# Extracted material
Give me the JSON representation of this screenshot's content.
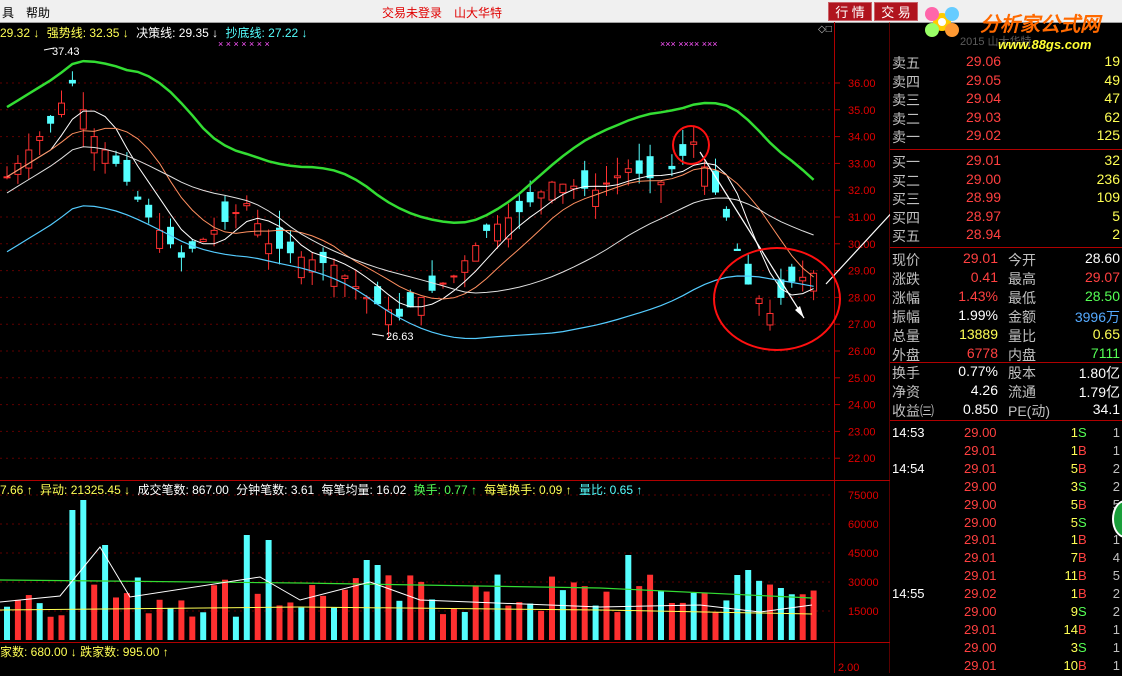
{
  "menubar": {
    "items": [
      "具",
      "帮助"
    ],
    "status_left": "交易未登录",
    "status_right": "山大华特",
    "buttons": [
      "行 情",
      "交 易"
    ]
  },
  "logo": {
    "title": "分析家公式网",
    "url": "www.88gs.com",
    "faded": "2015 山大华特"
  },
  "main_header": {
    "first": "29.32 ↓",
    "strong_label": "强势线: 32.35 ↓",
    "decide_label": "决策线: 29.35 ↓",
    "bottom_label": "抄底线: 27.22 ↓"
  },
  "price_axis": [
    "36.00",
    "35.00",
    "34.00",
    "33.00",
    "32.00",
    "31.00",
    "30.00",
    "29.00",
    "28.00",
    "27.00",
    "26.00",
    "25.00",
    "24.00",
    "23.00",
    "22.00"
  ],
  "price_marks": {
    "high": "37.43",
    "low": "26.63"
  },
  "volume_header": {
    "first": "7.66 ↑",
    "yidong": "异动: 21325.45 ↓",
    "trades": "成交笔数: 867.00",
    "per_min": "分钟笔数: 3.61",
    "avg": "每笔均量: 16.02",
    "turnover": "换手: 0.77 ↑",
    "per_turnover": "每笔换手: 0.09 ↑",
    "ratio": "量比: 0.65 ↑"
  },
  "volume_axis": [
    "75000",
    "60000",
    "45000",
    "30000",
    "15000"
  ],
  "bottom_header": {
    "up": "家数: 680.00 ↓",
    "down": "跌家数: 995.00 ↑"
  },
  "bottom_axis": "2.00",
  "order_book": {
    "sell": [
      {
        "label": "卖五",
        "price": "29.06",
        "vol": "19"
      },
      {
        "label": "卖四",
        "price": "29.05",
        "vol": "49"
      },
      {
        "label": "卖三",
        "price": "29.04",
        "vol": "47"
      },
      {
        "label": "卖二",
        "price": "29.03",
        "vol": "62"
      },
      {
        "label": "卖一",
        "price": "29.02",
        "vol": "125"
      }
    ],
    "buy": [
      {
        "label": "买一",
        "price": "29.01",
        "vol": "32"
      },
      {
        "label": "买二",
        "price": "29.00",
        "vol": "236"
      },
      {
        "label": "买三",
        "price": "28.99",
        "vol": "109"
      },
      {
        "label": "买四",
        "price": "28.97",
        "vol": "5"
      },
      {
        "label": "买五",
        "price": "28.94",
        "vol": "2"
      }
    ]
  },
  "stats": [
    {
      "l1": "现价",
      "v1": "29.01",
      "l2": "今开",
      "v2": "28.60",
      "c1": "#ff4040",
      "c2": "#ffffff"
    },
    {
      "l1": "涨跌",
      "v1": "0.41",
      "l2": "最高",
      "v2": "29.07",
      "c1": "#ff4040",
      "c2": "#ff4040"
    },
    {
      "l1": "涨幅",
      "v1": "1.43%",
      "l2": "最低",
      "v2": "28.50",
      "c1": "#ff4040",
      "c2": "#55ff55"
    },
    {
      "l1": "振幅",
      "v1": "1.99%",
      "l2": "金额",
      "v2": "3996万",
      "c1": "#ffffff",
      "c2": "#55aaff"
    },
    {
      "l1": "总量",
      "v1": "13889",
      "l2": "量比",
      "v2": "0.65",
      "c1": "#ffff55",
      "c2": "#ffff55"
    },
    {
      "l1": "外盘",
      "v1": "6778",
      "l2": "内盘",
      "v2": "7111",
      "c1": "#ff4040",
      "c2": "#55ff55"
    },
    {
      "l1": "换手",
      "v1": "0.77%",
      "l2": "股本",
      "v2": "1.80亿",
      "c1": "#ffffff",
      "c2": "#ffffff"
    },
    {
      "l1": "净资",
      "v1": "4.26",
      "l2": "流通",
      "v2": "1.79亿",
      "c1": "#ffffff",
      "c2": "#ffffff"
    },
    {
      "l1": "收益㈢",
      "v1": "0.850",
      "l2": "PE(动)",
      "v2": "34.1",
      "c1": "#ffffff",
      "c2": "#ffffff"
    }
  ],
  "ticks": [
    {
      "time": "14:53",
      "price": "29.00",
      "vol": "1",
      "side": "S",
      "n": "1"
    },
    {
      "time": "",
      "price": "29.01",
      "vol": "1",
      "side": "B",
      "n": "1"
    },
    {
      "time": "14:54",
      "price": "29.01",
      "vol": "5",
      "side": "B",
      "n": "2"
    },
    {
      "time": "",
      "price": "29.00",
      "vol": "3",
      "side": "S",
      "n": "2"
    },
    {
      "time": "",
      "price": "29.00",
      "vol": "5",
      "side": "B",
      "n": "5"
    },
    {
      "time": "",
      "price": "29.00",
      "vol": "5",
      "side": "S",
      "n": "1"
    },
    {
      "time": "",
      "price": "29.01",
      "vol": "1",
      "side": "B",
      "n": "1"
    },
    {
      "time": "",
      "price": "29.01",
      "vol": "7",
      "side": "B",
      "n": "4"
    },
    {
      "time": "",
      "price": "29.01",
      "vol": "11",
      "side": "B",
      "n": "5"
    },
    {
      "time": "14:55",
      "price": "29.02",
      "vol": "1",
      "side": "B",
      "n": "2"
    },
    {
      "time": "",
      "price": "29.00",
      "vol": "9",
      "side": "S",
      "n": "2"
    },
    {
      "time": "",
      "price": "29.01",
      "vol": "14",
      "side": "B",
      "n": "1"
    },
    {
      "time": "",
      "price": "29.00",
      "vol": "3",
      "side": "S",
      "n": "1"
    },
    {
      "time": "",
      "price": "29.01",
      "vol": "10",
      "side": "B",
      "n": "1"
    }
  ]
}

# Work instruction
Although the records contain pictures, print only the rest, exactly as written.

# Exercise solution
Give me the JSON representation of this screenshot's content.
{
  "menubar": {
    "items": [
      "具",
      "帮助"
    ],
    "status_left": "交易未登录",
    "status_right": "山大华特",
    "buttons": [
      "行 情",
      "交 易"
    ]
  },
  "logo": {
    "title": "分析家公式网",
    "url": "www.88gs.com",
    "faded": "2015 山大华特"
  },
  "main_header": {
    "first": "29.32 ↓",
    "strong_label": "强势线: 32.35 ↓",
    "decide_label": "决策线: 29.35 ↓",
    "bottom_label": "抄底线: 27.22 ↓"
  },
  "price_axis": [
    "36.00",
    "35.00",
    "34.00",
    "33.00",
    "32.00",
    "31.00",
    "30.00",
    "29.00",
    "28.00",
    "27.00",
    "26.00",
    "25.00",
    "24.00",
    "23.00",
    "22.00"
  ],
  "price_marks": {
    "high": "37.43",
    "low": "26.63"
  },
  "volume_header": {
    "first": "7.66 ↑",
    "yidong": "异动: 21325.45 ↓",
    "trades": "成交笔数: 867.00",
    "per_min": "分钟笔数: 3.61",
    "avg": "每笔均量: 16.02",
    "turnover": "换手: 0.77 ↑",
    "per_turnover": "每笔换手: 0.09 ↑",
    "ratio": "量比: 0.65 ↑"
  },
  "volume_axis": [
    "75000",
    "60000",
    "45000",
    "30000",
    "15000"
  ],
  "bottom_header": {
    "up": "家数: 680.00 ↓",
    "down": "跌家数: 995.00 ↑"
  },
  "bottom_axis": "2.00",
  "order_book": {
    "sell": [
      {
        "label": "卖五",
        "price": "29.06",
        "vol": "19"
      },
      {
        "label": "卖四",
        "price": "29.05",
        "vol": "49"
      },
      {
        "label": "卖三",
        "price": "29.04",
        "vol": "47"
      },
      {
        "label": "卖二",
        "price": "29.03",
        "vol": "62"
      },
      {
        "label": "卖一",
        "price": "29.02",
        "vol": "125"
      }
    ],
    "buy": [
      {
        "label": "买一",
        "price": "29.01",
        "vol": "32"
      },
      {
        "label": "买二",
        "price": "29.00",
        "vol": "236"
      },
      {
        "label": "买三",
        "price": "28.99",
        "vol": "109"
      },
      {
        "label": "买四",
        "price": "28.97",
        "vol": "5"
      },
      {
        "label": "买五",
        "price": "28.94",
        "vol": "2"
      }
    ]
  },
  "stats": [
    {
      "l1": "现价",
      "v1": "29.01",
      "l2": "今开",
      "v2": "28.60",
      "c1": "#ff4040",
      "c2": "#ffffff"
    },
    {
      "l1": "涨跌",
      "v1": "0.41",
      "l2": "最高",
      "v2": "29.07",
      "c1": "#ff4040",
      "c2": "#ff4040"
    },
    {
      "l1": "涨幅",
      "v1": "1.43%",
      "l2": "最低",
      "v2": "28.50",
      "c1": "#ff4040",
      "c2": "#55ff55"
    },
    {
      "l1": "振幅",
      "v1": "1.99%",
      "l2": "金额",
      "v2": "3996万",
      "c1": "#ffffff",
      "c2": "#55aaff"
    },
    {
      "l1": "总量",
      "v1": "13889",
      "l2": "量比",
      "v2": "0.65",
      "c1": "#ffff55",
      "c2": "#ffff55"
    },
    {
      "l1": "外盘",
      "v1": "6778",
      "l2": "内盘",
      "v2": "7111",
      "c1": "#ff4040",
      "c2": "#55ff55"
    },
    {
      "l1": "换手",
      "v1": "0.77%",
      "l2": "股本",
      "v2": "1.80亿",
      "c1": "#ffffff",
      "c2": "#ffffff"
    },
    {
      "l1": "净资",
      "v1": "4.26",
      "l2": "流通",
      "v2": "1.79亿",
      "c1": "#ffffff",
      "c2": "#ffffff"
    },
    {
      "l1": "收益㈢",
      "v1": "0.850",
      "l2": "PE(动)",
      "v2": "34.1",
      "c1": "#ffffff",
      "c2": "#ffffff"
    }
  ],
  "ticks": [
    {
      "time": "14:53",
      "price": "29.00",
      "vol": "1",
      "side": "S",
      "n": "1"
    },
    {
      "time": "",
      "price": "29.01",
      "vol": "1",
      "side": "B",
      "n": "1"
    },
    {
      "time": "14:54",
      "price": "29.01",
      "vol": "5",
      "side": "B",
      "n": "2"
    },
    {
      "time": "",
      "price": "29.00",
      "vol": "3",
      "side": "S",
      "n": "2"
    },
    {
      "time": "",
      "price": "29.00",
      "vol": "5",
      "side": "B",
      "n": "5"
    },
    {
      "time": "",
      "price": "29.00",
      "vol": "5",
      "side": "S",
      "n": "1"
    },
    {
      "time": "",
      "price": "29.01",
      "vol": "1",
      "side": "B",
      "n": "1"
    },
    {
      "time": "",
      "price": "29.01",
      "vol": "7",
      "side": "B",
      "n": "4"
    },
    {
      "time": "",
      "price": "29.01",
      "vol": "11",
      "side": "B",
      "n": "5"
    },
    {
      "time": "14:55",
      "price": "29.02",
      "vol": "1",
      "side": "B",
      "n": "2"
    },
    {
      "time": "",
      "price": "29.00",
      "vol": "9",
      "side": "S",
      "n": "2"
    },
    {
      "time": "",
      "price": "29.01",
      "vol": "14",
      "side": "B",
      "n": "1"
    },
    {
      "time": "",
      "price": "29.00",
      "vol": "3",
      "side": "S",
      "n": "1"
    },
    {
      "time": "",
      "price": "29.01",
      "vol": "10",
      "side": "B",
      "n": "1"
    }
  ]
}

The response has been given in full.